Zebra mussels have been found at the mouth of the Susquehanna River where it meets the Chesapeake Bay and biologists are urging boaters to avoid introducing the invasive species elsewhere.
Ever since they were introduced to the Great Lakes from Eastern Europe in 1988, zebra mussels have been moving down the Susquehanna in fits and starts. Now they've been found at Havre de Grace, Md., just north of Baltimore. They're striped like zebras, and can grow over everything.
They reproduce and multiply. They like to fasten to hard surfaces they can get into water intake systems," says Ron Klauda, a biologist with the Maryland Department of Natural Resources. They can also fasten to boats and pipes and other mussels and even crayfish — really just about anything.
"The good news is, we're not seeing the tremendously dense populations we've seen in other parts of the country," Klauda says.
But that's what they were saying in New York when zebra mussels first appeared on the Hudson River some years back.
"And then within a matter of a couple years they really exploded," he says. The population in the Hudson River has since gone up and down.

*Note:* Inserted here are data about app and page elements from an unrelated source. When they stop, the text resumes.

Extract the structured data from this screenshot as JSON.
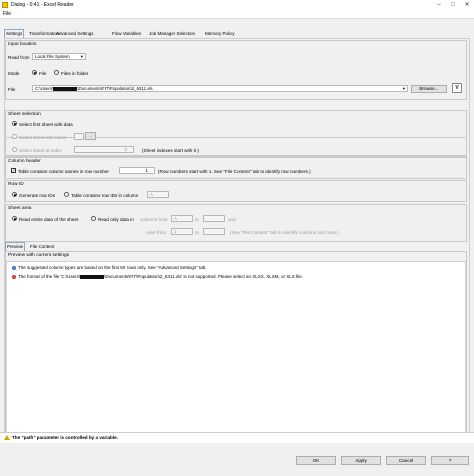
{
  "window": {
    "title": "Dialog - 0:41 - Excel Reader"
  },
  "menu": {
    "file": "File"
  },
  "tabs": [
    "Settings",
    "Transformation",
    "Advanced Settings",
    "Flow Variables",
    "Job Manager Selection",
    "Memory Policy"
  ],
  "input_location": {
    "label": "Input location",
    "read_from_label": "Read from",
    "read_from_value": "Local File System",
    "mode_label": "Mode",
    "mode_file": "File",
    "mode_folder": "Files in folder",
    "file_label": "File",
    "path_prefix": "C:\\Users\\",
    "path_suffix": "\\Documents\\FIT\\Population\\2_6311.xls",
    "browse": "Browse...",
    "var_icon": "V"
  },
  "sheet_selection": {
    "label": "Sheet selection",
    "first_sheet": "Select first sheet with data",
    "sheet_with_name": "Select sheet with name",
    "sheet_at_index": "Select sheet at index",
    "index_value": "0",
    "index_hint": "(Sheet indexes start with 0.)",
    "name_btn": "..."
  },
  "column_header": {
    "label": "Column header",
    "contains_names": "Table contains column names in row number",
    "row_value": "1",
    "hint": "(Row numbers start with 1. See \"File Content\" tab to identify row numbers.)"
  },
  "row_id": {
    "label": "Row ID",
    "generate": "Generate row IDs",
    "contains": "Table contains row IDs in column",
    "column_value": "A"
  },
  "sheet_area": {
    "label": "Sheet area",
    "entire": "Read entire data of the sheet",
    "only": "Read only data in",
    "columns_from": "columns from",
    "col_from": "A",
    "to": "to",
    "and": "and",
    "rows_from": "rows from",
    "row_from": "1",
    "hint": "(See \"File Content\" tab to identify columns and rows.)"
  },
  "preview_tabs": [
    "Preview",
    "File Content"
  ],
  "preview": {
    "label": "Preview with current settings",
    "info_msg": "The suggested column types are based on the first 50 rows only. See \"Advanced Settings\" tab.",
    "error_prefix": "The format of the file 'C:\\Users\\",
    "error_suffix": "\\Documents\\FIT\\Population\\2_6311.xls' is not supported. Please select an XLSX, XLSM, or XLS file."
  },
  "status": "The \"path\" parameter is controlled by a variable.",
  "buttons": {
    "ok": "OK",
    "apply": "Apply",
    "cancel": "Cancel",
    "help": "?"
  },
  "colors": {
    "info": "#3c6fbf",
    "error": "#d32f2f",
    "warning": "#e0a000"
  }
}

To avoid spreading the mussels to other freshwater streams and rivers in the area, boaters and fishermen should wash mud and plants from boats, motors and trailers and drain all river water before leaving, biologists say. If possible, boaters should rinse equipment with hot or high pressure water before going to another body of water.